12 September 2006
How lucky we are: looking back five years
Looking back on the aftermath of the 11th September attacks on the USA, it is hard to realise today just how lucky we are. Things could have turned out so differently. . .
First of all we need to remember just how sympathetic the world was to the Americans' plight. The headline in Le Monde summed up opinion in the capitalist world rather nicely when it said that "We are all Americans". For socialists and anti-globalists, that headline struck at our very vitals.
The fear was that the Americans would create a coalition of western states that would dominate the planet for the rest of our lifetimes. All talk of alternative, collectivist strategies would be doomed to failure, drowned out in a cacophony of a thousand private television and radio stations, all broadcasting the same crap.
Matters were made even worse by the memory of the large coalition that the Americans had created in 1999 to destroy Yugoslavia; doing the same to the wretched inhabitants of Afghanistan seemed a simple task.
It was simple, and that was the start of American capitals' problems. The Taliban fled from Karbul so quickly that the war seemed to be over before it had properly begun. The world seemed to be at America's feet, and they made the mistake that Germany had made in 1941. They started another war before the first one had been completed.
Withdrawing American and British troops from Afghanistan to prepare for the war against Iraq gave the Afghans the space they needed to regroup. Would they have done it anyway? We shall never know for certain, but the answer is probably yes, but it would have taken them a lot longer.
Invading Iraq is what broke America. The country was attacked not because it had dangerous weapons, but because it didn't. Iraq seemed weak and an occupation was "doable" to use a concept of the time. Unfortunately for the USA the Iraqis refused to go quietly and once their rag-tag army had been removed they adopted an aggressive policy of guerrilla war that has kept the American army tied down, unwilling to stay but unable to leave.
The hubris that led American policymakers to attack Iraq also led them to ignore the very countries that the USA had relied on in its previous attacks on Yugoslavia and Afghanistan. France, Germany and Russia refused to support the attack on Iraq, leading senior Americans to dismiss them as cowards and traitors to the cause. Thus western relations began to sour, which was the first bit of good news that the rest of us had seen for many a long year.

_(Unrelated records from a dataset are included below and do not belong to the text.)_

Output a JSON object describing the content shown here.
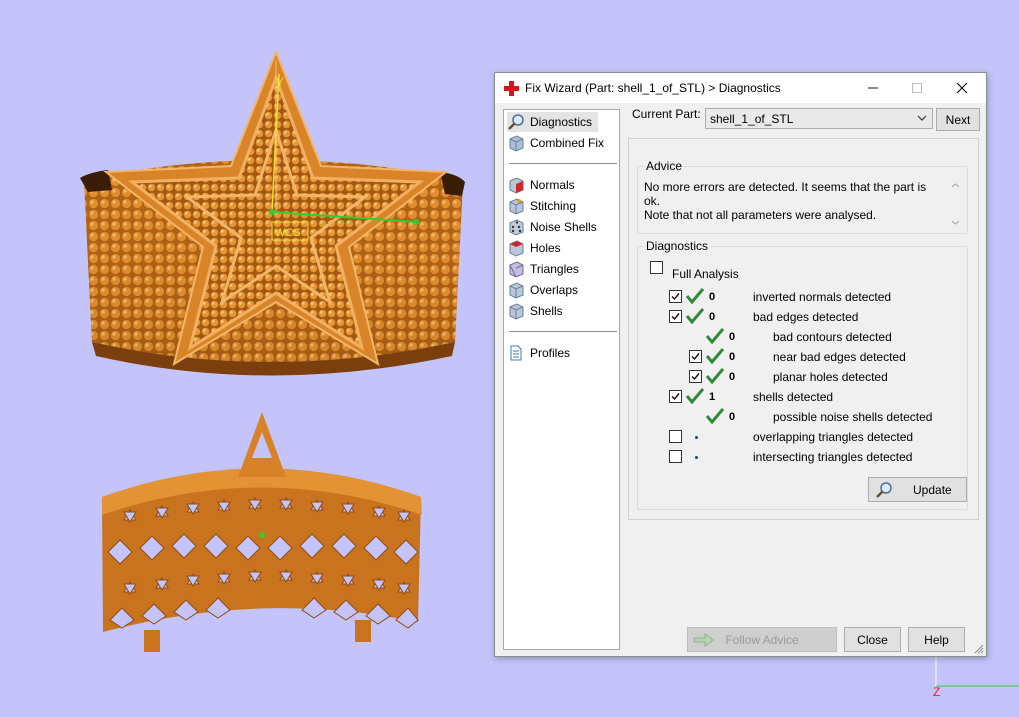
{
  "window": {
    "title": "Fix Wizard (Part: shell_1_of_STL) > Diagnostics",
    "minimize_icon": "minimize-icon",
    "maximize_icon": "maximize-icon",
    "close_icon": "close-icon"
  },
  "nav": {
    "top_items": [
      {
        "label": "Diagnostics",
        "icon": "magnifier-icon",
        "active": true
      },
      {
        "label": "Combined Fix",
        "icon": "cube-icon"
      }
    ],
    "fix_items": [
      {
        "label": "Normals",
        "icon": "red-cube-icon"
      },
      {
        "label": "Stitching",
        "icon": "stitch-cube-icon"
      },
      {
        "label": "Noise Shells",
        "icon": "dice-icon"
      },
      {
        "label": "Holes",
        "icon": "holes-cube-icon"
      },
      {
        "label": "Triangles",
        "icon": "triangles-cube-icon"
      },
      {
        "label": "Overlaps",
        "icon": "overlaps-cube-icon"
      },
      {
        "label": "Shells",
        "icon": "shells-cube-icon"
      }
    ],
    "bottom_items": [
      {
        "label": "Profiles",
        "icon": "document-icon"
      }
    ]
  },
  "part": {
    "label": "Current Part:",
    "value": "shell_1_of_STL",
    "next_label": "Next"
  },
  "advice": {
    "group_label": "Advice",
    "line1": "No more errors are detected. It seems that the part is ok.",
    "line2": "Note that not all parameters were analysed."
  },
  "diagnostics": {
    "group_label": "Diagnostics",
    "full_analysis_label": "Full Analysis",
    "full_analysis_checked": false,
    "rows": [
      {
        "checkbox": true,
        "checked": true,
        "status": "ok",
        "count": "0",
        "label": "inverted normals detected",
        "indent": 0
      },
      {
        "checkbox": true,
        "checked": true,
        "status": "ok",
        "count": "0",
        "label": "bad edges detected",
        "indent": 0
      },
      {
        "checkbox": false,
        "checked": false,
        "status": "ok",
        "count": "0",
        "label": "bad contours detected",
        "indent": 1
      },
      {
        "checkbox": true,
        "checked": true,
        "status": "ok",
        "count": "0",
        "label": "near bad edges detected",
        "indent": 1
      },
      {
        "checkbox": true,
        "checked": true,
        "status": "ok",
        "count": "0",
        "label": "planar holes detected",
        "indent": 1
      },
      {
        "checkbox": true,
        "checked": true,
        "status": "ok",
        "count": "1",
        "label": "shells detected",
        "indent": 0
      },
      {
        "checkbox": false,
        "checked": false,
        "status": "ok",
        "count": "0",
        "label": "possible noise shells detected",
        "indent": 1
      },
      {
        "checkbox": true,
        "checked": false,
        "status": "unknown",
        "count": "",
        "label": "overlapping triangles detected",
        "indent": 0
      },
      {
        "checkbox": true,
        "checked": false,
        "status": "unknown",
        "count": "",
        "label": "intersecting triangles detected",
        "indent": 0
      }
    ],
    "update_label": "Update",
    "update_icon": "magnifier-icon"
  },
  "buttons": {
    "follow_advice": "Follow Advice",
    "follow_icon": "arrow-right-icon",
    "close": "Close",
    "help": "Help"
  },
  "viewport": {
    "wcs_label": "WCS",
    "axis_y": "Y",
    "axis_z": "Z",
    "model_color": "#c8741f",
    "background": "#c4c4fb"
  }
}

In Latin America, the nationalist left began to not only rise, it began to offer economic alternatives to the globalised development model that the Americans could not counter because they simply did not have the resources: Iraq dominated everything.
Turning to the UK, Iraq has pretty much destroyed Tony Blair's leadership. That is not to say that Nu-Labour will end with Blair, but we are far closer to seeing its end than we were in the aftermath of the 11th September. It is at least possible to talk about a Labour strategy that involves traditional Labour policies, today, and that small fact owes everything to America's blind stupidity in the two years after the attacks.
Do we owe everything to George W. Bush? Yes, that is pretty much the answer. Had this chimpanzee not been in the White House, another, more nuanced president would not have wasted the goodwill that Europe had for the USA with an attack on Iraq. Had that happened, the Americans might, just might, have been able to conquer Afghanistan completely and then they could have continued on to Iraq in their own good time - perhaps taking the European powers with them.
Under such a scenario Latin America would not have dared to try and break free from Washington's orbit, and Tony Blair today would still command respect instead of derision in Great Britain.
It could all have been so different, and we are very lucky indeed that things turned out the way they have. Good luck and blind chance are all we have to thank for the disarray that we see in the formerly united ranks of the capitalist enemy today.